There are no clearing houses and no central bodies that oversee the entire forex market.
You can short-sell at any time because, in forex, you aren’t ever actually shorting; if you sell one currency, you are buying another.
Fees and Commissions
Since the market is unregulated, how brokers charge fees and commissions will vary. Most forex brokers make money by marking up the spread on currency pairs.
Others make money by charging a commission, which fluctuates based on the amount of currency traded. Some brokers use both approaches.
There’s no cut-off as to when you can and cannot trade. Because the market is open 24 hours a day, you can change at any time of day.
The exception is weekends or when no global financial centre is available due to a holiday.
The forex market allows for leverage up to 50:1 in the U.S. and even higher in parts of the world.
That means a trader can open an account for $1,000 and buy or sell as $50,000 in currency, for example. Leverage is a double-edged sword; it magnifies both profits and losses.
Example of Forex Transactions
Assume a trader believes that the EUR will appreciate against the USD. Another way of thinking of it is that the USD will fall relative to the EUR.

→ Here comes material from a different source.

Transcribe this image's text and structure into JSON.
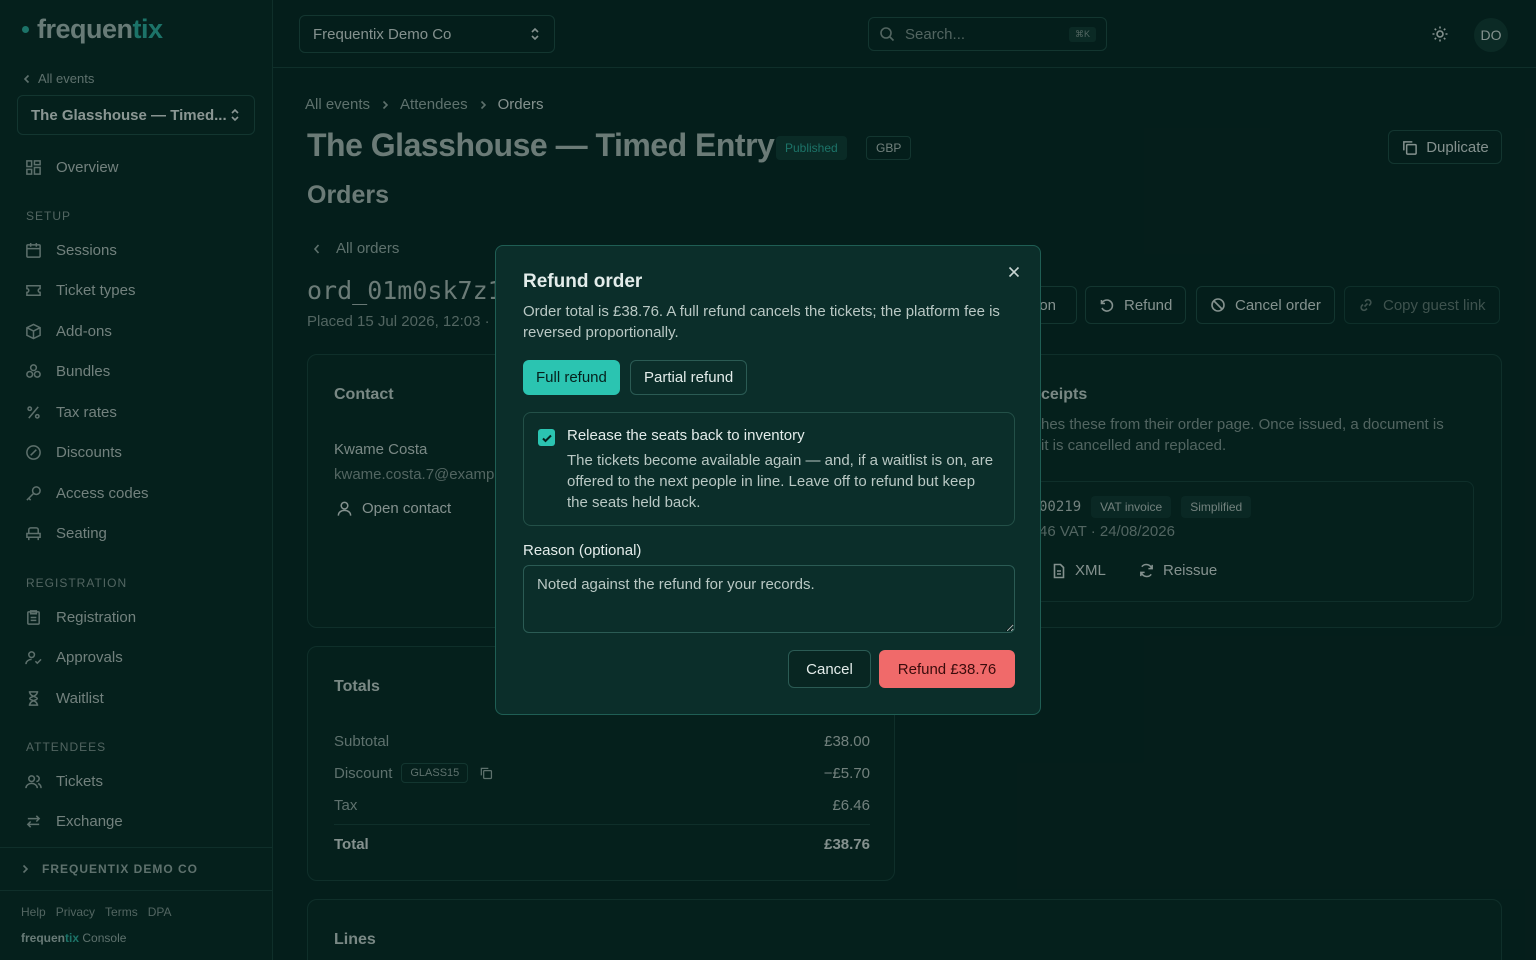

They buy the EUR/USD at 1.2500 and purchase $5,000 worth of currency. Later that day, the price has increased to 1.2550. The trader is up $25 (5000 * 0.0050). If the price dropped to 1.2430, the trader would be losing $35 (5000 * 0.0070).
Currency prices are always moving, so the trader may decide to hold the position overnight.
The broker will roll over the position, resulting in a credit or debit based on the interest rate differential between the Eurozone and the U.S.
If the Eurozone has an interest rate of 4%, and the U.S. has an interest rate of 3%, the trader owns the higher interest rate currency because they bought EUR.
Therefore, at rollover, the trader should receive a small credit. If the EUR interest rate were lower than the USD rate, then the trader would be debited at rollover.
Rollover can affect a trading decision, mostly if the trade could help for the long term.
Large differences in interest rates can result in significant credits or debits each day, which can significantly enhance or erode the profits (or increase or reduce losses) of the trade.
Most brokers also provide leverage. Many brokers in the U.S. provide power up to 50:1. Let’s assume our trader uses 10:1 force on this transaction.
If using 10:1 leverage, the trader does not require to have $5,000 in their account, even though they are trading $5,000 worth of currency.
They only need $500. As long as there have $500 and 10:1 leverage, they can trade $5,000 worth of currency. If they utilize 20:1 leverage, they only need $250 in their account (because $250 x 20 = $5,000).
The forex (FX) market is a network of institutions, allowing for trading 24 hours a day, five days per week, except when all markets close because of a holiday.
Retail traders can open a forex account and then buy and sell currencies. A profit or loss results from the difference in price the currency pair was bought and sold at.
Forwards and futures are another way to participate in the forex market. Forwards customizable with the currencies exchange after expiry. Many are not customizable and more readily used by speculators, but the positions often close before expiry (to avoid settlement).